Keeping a Healthy Credit Profile
Does your credit profile indicate financial health? If your credit profile is not positive, there are appropriate steps you can take to improve it.
A credit provider, depending on its particular credit criteria and risk appetite, might be worried about any negative information on your credit profile or report. Your credit profile is a reflection of your creditworthiness, and therefore it is determined by you. It is only you that can build your own positive or negative credit reputation that is visible to credit providers. How- ever, it is not only credit providers who will see your credit profile. Often employers and letting agents (when you want to rent a property) also see your credit profile and therefore your profile can have a major impact on your life. It is therefore important to always make sure that you have a healthy credit profile. If not, it might be better not to apply for credit at this time and rather take steps to improve your credit profile before you apply for more credit.
What information may raise a red flag for credit providers? Examples of information include if:
- You have opened a number of credit accounts in a short period
- You have enquired about a loan at various credit providers in a short period
- You use loans as a type of revolving credit, and it seems you are using one loan to repay another
- You have too many accounts open
- There are a number of missed payments
- All your credit limits are at their maximum
- You have a short track record of good payment behaviour
- You only use one type of credit, for example multiple short-term loans (less than six months)
Queries on credit report
Can I query or dispute my credit report/profile?
Yes, you have the right to query or dispute any information on your credit report/profile. You can contact any credit bureau directly with your question, or log a dispute with them. Each credit bureau has its own process that is followed for a dispute. The credit bureau will investigate the dispute and respond within 20 business days. If the information is found to be incorrect, it will be removed. It is recommended you contact the five largest credit bureaus to ensure the information has been removed. If you are not happy with the resolution, you can contact the Credit Ombud on 0861 662 837.
To avoid any red flags on your credit profile, the best things you can do is to keep your credit score up and your credit profile healthy by paying your accounts on time and limiting your total debt payments to less than 36% of your income. Remember, your credit report and credit score tell creditors how you manage money and how responsible you are in repaying debt. Make sure that you do everything you can to keep your credit score high and your credit report clean, it will save you money in the long run as credit providers will normally negotiate lower interest rates with individuals with healthier credit profiles.
Credit Health Tips
Check your credit report once a year. Just like going to the doctor for a check-up, you need to check your credit health.
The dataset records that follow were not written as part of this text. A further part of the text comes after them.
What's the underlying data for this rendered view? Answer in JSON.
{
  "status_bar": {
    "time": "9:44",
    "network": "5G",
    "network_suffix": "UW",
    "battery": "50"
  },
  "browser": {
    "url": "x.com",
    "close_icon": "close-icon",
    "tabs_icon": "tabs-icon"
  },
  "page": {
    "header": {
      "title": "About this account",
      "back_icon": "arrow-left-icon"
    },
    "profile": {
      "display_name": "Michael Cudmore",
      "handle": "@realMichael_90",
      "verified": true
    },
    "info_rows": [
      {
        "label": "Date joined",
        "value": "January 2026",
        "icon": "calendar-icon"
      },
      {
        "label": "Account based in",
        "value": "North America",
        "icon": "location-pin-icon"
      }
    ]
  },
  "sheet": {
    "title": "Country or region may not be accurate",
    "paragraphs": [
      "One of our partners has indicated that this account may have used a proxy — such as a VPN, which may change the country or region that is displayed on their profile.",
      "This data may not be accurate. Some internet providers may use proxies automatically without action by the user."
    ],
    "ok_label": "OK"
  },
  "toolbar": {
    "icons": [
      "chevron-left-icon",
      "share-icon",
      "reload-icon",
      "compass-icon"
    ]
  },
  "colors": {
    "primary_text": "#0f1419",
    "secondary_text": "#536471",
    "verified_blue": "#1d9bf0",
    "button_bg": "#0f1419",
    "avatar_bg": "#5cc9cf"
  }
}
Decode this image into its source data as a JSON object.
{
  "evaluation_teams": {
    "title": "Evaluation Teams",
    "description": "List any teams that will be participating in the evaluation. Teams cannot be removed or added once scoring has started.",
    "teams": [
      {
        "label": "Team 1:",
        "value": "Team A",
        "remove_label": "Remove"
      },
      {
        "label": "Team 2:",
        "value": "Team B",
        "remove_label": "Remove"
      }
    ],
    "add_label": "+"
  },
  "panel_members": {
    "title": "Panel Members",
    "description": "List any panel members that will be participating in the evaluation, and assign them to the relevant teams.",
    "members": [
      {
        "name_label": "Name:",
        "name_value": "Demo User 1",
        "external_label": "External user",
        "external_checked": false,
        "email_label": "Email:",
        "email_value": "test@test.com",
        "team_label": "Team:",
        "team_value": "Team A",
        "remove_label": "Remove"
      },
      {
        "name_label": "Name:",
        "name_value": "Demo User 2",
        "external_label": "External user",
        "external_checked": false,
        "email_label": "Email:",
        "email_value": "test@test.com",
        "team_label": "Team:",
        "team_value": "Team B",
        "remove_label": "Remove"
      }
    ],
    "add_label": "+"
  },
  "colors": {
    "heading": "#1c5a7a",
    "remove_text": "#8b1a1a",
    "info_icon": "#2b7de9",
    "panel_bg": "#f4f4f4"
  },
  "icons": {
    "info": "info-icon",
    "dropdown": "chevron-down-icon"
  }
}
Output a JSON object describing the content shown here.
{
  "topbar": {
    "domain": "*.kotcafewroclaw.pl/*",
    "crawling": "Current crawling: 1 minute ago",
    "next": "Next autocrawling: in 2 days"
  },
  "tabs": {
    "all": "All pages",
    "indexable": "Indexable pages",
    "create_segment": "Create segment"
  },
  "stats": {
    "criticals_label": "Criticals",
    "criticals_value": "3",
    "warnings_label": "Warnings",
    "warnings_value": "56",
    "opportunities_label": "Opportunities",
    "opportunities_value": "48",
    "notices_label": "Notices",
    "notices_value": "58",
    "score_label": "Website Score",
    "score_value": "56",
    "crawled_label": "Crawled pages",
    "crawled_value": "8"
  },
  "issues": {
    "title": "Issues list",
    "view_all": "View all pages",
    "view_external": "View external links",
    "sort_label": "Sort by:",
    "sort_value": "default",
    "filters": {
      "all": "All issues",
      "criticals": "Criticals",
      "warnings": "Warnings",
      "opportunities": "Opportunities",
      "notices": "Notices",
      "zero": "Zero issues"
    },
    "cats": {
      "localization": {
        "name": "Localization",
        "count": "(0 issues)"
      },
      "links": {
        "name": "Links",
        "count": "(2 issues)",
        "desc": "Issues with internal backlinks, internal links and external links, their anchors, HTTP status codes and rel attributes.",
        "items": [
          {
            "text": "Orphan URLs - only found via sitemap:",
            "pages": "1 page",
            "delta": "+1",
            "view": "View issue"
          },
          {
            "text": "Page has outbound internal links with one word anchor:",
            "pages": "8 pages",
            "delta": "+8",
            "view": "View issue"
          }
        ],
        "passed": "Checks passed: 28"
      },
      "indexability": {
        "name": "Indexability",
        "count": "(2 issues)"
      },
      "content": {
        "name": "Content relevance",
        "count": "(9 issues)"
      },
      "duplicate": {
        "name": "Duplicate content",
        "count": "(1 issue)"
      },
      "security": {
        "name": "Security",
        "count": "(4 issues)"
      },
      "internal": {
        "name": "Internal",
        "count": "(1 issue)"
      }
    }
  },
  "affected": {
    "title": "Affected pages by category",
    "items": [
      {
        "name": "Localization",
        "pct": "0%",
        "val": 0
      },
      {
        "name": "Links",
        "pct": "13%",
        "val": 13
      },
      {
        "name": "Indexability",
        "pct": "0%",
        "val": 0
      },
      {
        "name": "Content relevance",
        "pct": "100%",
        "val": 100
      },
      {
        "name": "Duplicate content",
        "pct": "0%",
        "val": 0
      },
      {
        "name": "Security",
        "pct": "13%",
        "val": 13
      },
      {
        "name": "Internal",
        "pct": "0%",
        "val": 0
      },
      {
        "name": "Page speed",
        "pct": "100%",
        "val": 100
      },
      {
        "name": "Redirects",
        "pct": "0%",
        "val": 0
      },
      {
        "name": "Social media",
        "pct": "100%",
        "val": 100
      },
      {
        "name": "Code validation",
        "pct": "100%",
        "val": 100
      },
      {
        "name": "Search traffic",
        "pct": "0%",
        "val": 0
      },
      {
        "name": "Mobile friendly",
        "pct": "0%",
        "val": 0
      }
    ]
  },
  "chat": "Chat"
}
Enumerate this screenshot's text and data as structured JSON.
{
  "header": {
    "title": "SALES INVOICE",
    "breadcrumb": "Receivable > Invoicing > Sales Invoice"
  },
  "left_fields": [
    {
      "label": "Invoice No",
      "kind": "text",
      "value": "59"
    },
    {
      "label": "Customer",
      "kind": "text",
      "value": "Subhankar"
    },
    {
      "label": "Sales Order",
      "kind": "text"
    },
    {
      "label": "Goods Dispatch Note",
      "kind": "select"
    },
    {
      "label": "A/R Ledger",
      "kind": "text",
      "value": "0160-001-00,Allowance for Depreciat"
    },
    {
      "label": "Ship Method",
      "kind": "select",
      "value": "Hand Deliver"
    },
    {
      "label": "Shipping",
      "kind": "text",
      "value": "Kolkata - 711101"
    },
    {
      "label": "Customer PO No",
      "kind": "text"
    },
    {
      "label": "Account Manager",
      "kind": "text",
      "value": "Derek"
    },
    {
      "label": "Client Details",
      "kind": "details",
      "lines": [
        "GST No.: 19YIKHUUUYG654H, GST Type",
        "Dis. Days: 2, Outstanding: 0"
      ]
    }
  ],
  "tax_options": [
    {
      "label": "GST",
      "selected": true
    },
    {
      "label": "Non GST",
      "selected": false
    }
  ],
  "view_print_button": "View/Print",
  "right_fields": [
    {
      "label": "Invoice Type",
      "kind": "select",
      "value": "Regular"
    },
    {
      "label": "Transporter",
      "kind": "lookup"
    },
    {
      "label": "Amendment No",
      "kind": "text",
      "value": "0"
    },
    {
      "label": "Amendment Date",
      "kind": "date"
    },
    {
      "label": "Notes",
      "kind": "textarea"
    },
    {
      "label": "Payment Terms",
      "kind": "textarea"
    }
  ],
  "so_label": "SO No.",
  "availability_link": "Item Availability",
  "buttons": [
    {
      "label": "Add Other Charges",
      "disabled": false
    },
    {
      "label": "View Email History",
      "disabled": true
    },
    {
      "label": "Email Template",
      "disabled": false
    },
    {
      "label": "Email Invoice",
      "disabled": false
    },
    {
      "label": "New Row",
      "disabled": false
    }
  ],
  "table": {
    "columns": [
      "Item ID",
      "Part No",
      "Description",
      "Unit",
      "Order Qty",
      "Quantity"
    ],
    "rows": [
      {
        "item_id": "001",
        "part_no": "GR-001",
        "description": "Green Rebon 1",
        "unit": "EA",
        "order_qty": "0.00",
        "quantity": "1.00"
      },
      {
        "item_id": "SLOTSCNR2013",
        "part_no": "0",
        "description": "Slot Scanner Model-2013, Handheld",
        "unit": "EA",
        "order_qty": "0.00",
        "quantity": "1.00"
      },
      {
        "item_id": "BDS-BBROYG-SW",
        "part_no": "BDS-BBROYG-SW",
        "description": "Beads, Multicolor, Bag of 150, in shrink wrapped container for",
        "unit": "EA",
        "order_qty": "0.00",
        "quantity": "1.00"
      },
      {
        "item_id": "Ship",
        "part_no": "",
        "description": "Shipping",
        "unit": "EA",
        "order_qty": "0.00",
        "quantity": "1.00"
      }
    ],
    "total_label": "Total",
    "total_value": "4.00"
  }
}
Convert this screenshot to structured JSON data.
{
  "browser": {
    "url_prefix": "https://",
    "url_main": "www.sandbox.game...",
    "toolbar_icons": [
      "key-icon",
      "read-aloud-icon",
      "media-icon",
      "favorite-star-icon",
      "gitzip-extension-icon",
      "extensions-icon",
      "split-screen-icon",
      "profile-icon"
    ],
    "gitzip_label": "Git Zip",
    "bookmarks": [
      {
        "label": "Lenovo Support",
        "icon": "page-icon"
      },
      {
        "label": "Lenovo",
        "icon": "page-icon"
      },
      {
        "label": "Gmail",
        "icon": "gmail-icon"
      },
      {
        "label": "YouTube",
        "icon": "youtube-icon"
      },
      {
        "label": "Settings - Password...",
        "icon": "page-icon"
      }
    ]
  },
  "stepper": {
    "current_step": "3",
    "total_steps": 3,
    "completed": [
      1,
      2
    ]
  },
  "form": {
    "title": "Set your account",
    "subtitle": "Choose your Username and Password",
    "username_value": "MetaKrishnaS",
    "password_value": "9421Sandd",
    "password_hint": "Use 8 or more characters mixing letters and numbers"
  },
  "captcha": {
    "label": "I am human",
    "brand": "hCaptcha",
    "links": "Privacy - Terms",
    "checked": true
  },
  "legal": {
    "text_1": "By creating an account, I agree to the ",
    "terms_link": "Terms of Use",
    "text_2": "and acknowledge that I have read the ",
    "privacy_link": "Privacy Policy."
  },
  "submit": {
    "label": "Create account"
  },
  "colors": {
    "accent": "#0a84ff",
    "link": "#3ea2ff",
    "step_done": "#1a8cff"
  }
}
Check your credit report for any errors or possible fraud, and dispute any information if necessary.
Some rules for ensuring that you manage your credit and debt responsibly are:
- Borrow only the amount of money you can afford to pay back.
- If you miss a payment, make sure to be honest with the lender about your troubles.
- Get advice about how to repay your loan from the lender, friends and family.
- Cut some costs to make your debt payment.
- Find ways to increase your income.
If you would like to query or dispute information on your credit report/profile, you should follow these steps:
- Obtain a copy of your credit report from any of the five credit bureaus.
- Contact the consumer care or helpdesk department of the credit bureau with your query or dispute.
- Include a copy of your ID as well as proof of residence to allow the credit bureau to verify and protect your identity.
- Provide a short description of the information you are disputing.
Taking steps towards a healthy credit profile
Here are 20 steps or tips you can follow to improve and build a healthy credit profile:
- Make sure you understand the terms of the credit, and read your agreement carefully.
- Choose your credit providers carefully, and ensure that they are registered with an NCR certificate.
- Set a budget and follow it.
- Expect the unexpected. Ensure your budget includes a monthly amount for emergencies. Build yourself a cash cushion.
- Never use credit for cash, for example drawing money at an ATM from your credit card.
- Always think about your debt-to-income ratio and don’t live beyond your means. This should not exceed 36% of your available income.
- Use credit, but don’t use too much of it. Set a limit, for example 75% of your credit limits.
- Don’t have too many of one type of credit, for example store cards.
- Don’t open too many accounts at once.
- Remember that every credit provider will do a credit check with every application you make, and this will reflect on your credit report.
- Pay your bills and instalments on time. Set up automatic payments via debit order wherever possible.
- Pay accounts in full when you can, as this reflects positively on your profile.
- Whenever possible, don’t pay only the minimum instalment. If you have extra money, use it to pay off some balances.
- Keep balances low and manageable.
- If you have been in trouble, try to show your creditors some stability. If you’ve missed a payment, get current and stay current.
- Do not use one credit product to pay for another credit product unless it is a consolidation loan.
- Keep track of your purchases and use of credit, and inspect your monthly statements.
- Give it time. You did not build bad credit overnight, and so the reverse cannot happen immediately either.
- You should not ignore overdue accounts. If you have any problems repaying your debt, contact your credit providers to make a repayment arrangement.
- Aim high, but not for perfection.